EXERCISE AIM. Every line holding the string "label" is to be copied from the entries below.

[Data about app and page elements]
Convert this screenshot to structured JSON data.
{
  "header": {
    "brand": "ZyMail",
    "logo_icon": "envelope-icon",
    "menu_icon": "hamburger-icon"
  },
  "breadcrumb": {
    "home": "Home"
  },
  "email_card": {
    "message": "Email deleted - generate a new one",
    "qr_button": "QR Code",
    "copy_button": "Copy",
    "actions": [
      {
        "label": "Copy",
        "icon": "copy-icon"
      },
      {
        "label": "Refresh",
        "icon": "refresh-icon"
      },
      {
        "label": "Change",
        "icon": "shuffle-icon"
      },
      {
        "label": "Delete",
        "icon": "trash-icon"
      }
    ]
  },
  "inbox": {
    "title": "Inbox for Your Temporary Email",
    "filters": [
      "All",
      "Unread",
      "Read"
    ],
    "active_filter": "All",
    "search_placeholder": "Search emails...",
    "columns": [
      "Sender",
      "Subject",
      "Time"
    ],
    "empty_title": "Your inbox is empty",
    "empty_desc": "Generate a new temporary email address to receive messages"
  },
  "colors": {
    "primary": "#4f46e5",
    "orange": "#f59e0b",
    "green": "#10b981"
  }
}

SOLUTION.
        "label": "Copy",
        "label": "Refresh",
        "label": "Change",
        "label": "Delete",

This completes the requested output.